Here is a listing. Write it all out again exactly, but not its pictures.

------------------------------------------------------------------------

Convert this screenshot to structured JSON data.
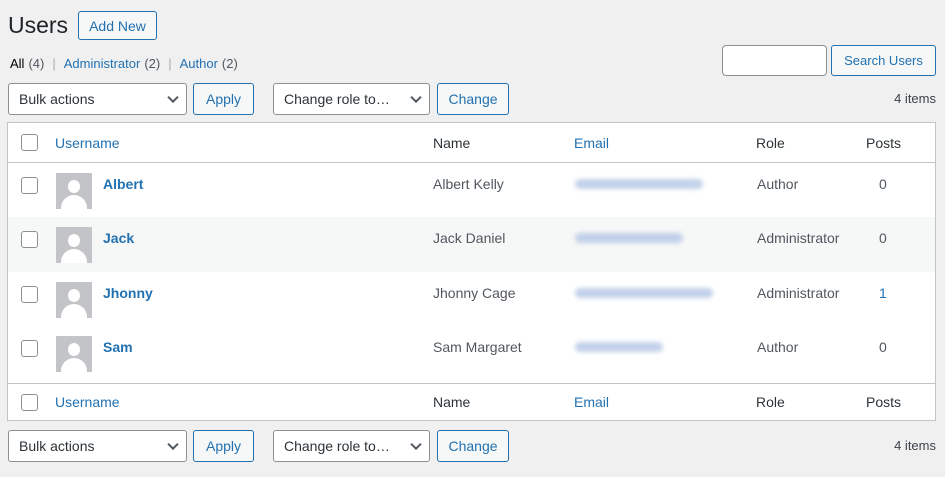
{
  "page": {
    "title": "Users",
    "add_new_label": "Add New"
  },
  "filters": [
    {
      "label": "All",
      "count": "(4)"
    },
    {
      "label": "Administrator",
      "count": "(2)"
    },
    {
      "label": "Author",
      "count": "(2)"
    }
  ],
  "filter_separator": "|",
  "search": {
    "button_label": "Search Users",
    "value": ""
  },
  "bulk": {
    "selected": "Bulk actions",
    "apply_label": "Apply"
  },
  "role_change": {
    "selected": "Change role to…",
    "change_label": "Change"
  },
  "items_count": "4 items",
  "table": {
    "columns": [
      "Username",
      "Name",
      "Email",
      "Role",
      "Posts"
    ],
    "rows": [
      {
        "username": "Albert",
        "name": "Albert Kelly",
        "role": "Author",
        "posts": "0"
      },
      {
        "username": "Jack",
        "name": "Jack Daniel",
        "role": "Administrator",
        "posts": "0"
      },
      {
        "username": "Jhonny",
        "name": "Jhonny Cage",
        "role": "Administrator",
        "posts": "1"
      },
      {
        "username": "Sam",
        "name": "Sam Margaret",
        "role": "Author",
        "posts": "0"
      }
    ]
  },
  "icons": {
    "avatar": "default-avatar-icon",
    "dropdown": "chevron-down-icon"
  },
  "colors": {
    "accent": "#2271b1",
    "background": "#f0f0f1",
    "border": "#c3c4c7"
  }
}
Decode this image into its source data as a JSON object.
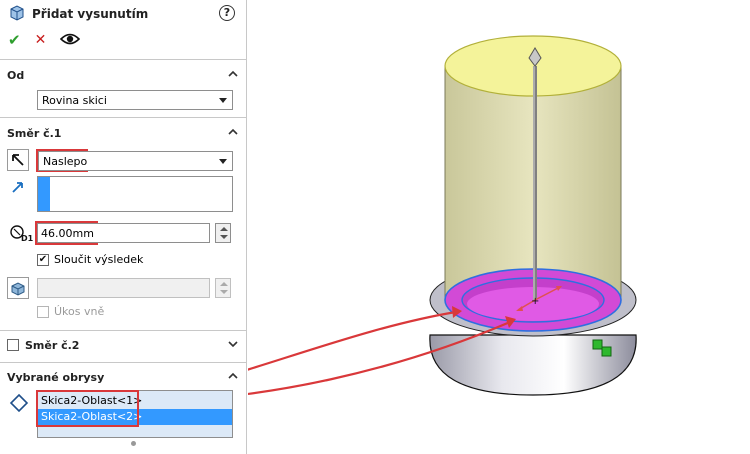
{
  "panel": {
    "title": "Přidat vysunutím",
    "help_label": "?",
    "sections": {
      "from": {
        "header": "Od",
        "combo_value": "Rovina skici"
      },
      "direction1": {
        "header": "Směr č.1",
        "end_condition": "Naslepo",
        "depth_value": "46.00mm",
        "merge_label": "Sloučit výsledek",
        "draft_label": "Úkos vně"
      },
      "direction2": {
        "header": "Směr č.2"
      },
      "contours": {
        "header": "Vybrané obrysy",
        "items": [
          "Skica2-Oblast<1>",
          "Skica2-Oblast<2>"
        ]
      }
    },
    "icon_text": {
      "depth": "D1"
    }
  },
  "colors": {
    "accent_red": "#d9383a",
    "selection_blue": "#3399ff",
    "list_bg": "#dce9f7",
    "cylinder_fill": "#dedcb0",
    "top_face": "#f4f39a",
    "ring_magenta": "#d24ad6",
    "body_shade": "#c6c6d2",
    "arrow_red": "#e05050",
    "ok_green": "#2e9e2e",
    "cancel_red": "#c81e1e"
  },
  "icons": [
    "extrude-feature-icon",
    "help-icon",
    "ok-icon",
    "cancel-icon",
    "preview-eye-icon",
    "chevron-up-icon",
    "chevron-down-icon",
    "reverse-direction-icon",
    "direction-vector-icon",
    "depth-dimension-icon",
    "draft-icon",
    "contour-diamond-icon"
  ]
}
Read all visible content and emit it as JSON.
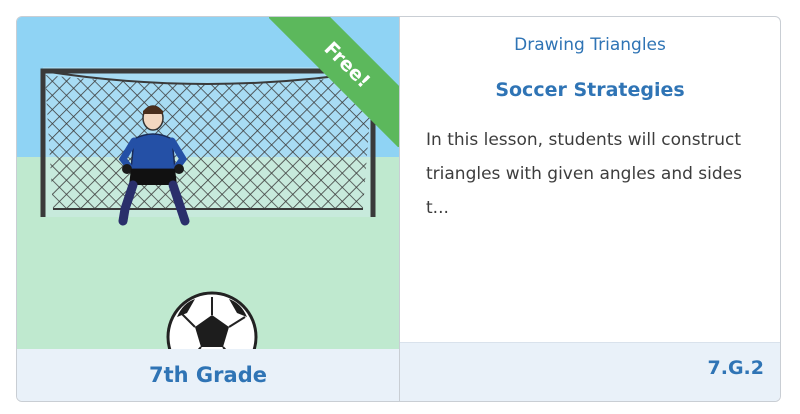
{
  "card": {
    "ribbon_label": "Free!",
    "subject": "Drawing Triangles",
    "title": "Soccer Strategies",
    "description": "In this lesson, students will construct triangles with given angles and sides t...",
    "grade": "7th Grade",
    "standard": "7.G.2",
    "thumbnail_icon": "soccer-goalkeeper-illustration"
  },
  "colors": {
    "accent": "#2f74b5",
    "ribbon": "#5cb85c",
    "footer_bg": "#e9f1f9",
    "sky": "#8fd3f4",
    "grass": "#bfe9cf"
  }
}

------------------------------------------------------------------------

Your response:
Convert this screenshot to structured JSON data.
{
  "page": {
    "title": "Users",
    "add_new_label": "Add New"
  },
  "filters": [
    {
      "label": "All",
      "count": "(4)"
    },
    {
      "label": "Administrator",
      "count": "(2)"
    },
    {
      "label": "Author",
      "count": "(2)"
    }
  ],
  "filter_separator": "|",
  "search": {
    "button_label": "Search Users",
    "value": ""
  },
  "bulk": {
    "selected": "Bulk actions",
    "apply_label": "Apply"
  },
  "role_change": {
    "selected": "Change role to…",
    "change_label": "Change"
  },
  "items_count": "4 items",
  "table": {
    "columns": [
      "Username",
      "Name",
      "Email",
      "Role",
      "Posts"
    ],
    "rows": [
      {
        "username": "Albert",
        "name": "Albert Kelly",
        "role": "Author",
        "posts": "0"
      },
      {
        "username": "Jack",
        "name": "Jack Daniel",
        "role": "Administrator",
        "posts": "0"
      },
      {
        "username": "Jhonny",
        "name": "Jhonny Cage",
        "role": "Administrator",
        "posts": "1"
      },
      {
        "username": "Sam",
        "name": "Sam Margaret",
        "role": "Author",
        "posts": "0"
      }
    ]
  },
  "icons": {
    "avatar": "default-avatar-icon",
    "dropdown": "chevron-down-icon"
  },
  "colors": {
    "accent": "#2271b1",
    "background": "#f0f0f1",
    "border": "#c3c4c7"
  }
}
Decode this image into its source data as a JSON object.
{
  "panel": {
    "title": "Přidat vysunutím",
    "help_label": "?",
    "sections": {
      "from": {
        "header": "Od",
        "combo_value": "Rovina skici"
      },
      "direction1": {
        "header": "Směr č.1",
        "end_condition": "Naslepo",
        "depth_value": "46.00mm",
        "merge_label": "Sloučit výsledek",
        "draft_label": "Úkos vně"
      },
      "direction2": {
        "header": "Směr č.2"
      },
      "contours": {
        "header": "Vybrané obrysy",
        "items": [
          "Skica2-Oblast<1>",
          "Skica2-Oblast<2>"
        ]
      }
    },
    "icon_text": {
      "depth": "D1"
    }
  },
  "colors": {
    "accent_red": "#d9383a",
    "selection_blue": "#3399ff",
    "list_bg": "#dce9f7",
    "cylinder_fill": "#dedcb0",
    "top_face": "#f4f39a",
    "ring_magenta": "#d24ad6",
    "body_shade": "#c6c6d2",
    "arrow_red": "#e05050",
    "ok_green": "#2e9e2e",
    "cancel_red": "#c81e1e"
  },
  "icons": [
    "extrude-feature-icon",
    "help-icon",
    "ok-icon",
    "cancel-icon",
    "preview-eye-icon",
    "chevron-up-icon",
    "chevron-down-icon",
    "reverse-direction-icon",
    "direction-vector-icon",
    "depth-dimension-icon",
    "draft-icon",
    "contour-diamond-icon"
  ]
}
Read all visible content and emit it as JSON.
{
  "card": {
    "ribbon_label": "Free!",
    "subject": "Drawing Triangles",
    "title": "Soccer Strategies",
    "description": "In this lesson, students will construct triangles with given angles and sides t...",
    "grade": "7th Grade",
    "standard": "7.G.2",
    "thumbnail_icon": "soccer-goalkeeper-illustration"
  },
  "colors": {
    "accent": "#2f74b5",
    "ribbon": "#5cb85c",
    "footer_bg": "#e9f1f9",
    "sky": "#8fd3f4",
    "grass": "#bfe9cf"
  }
}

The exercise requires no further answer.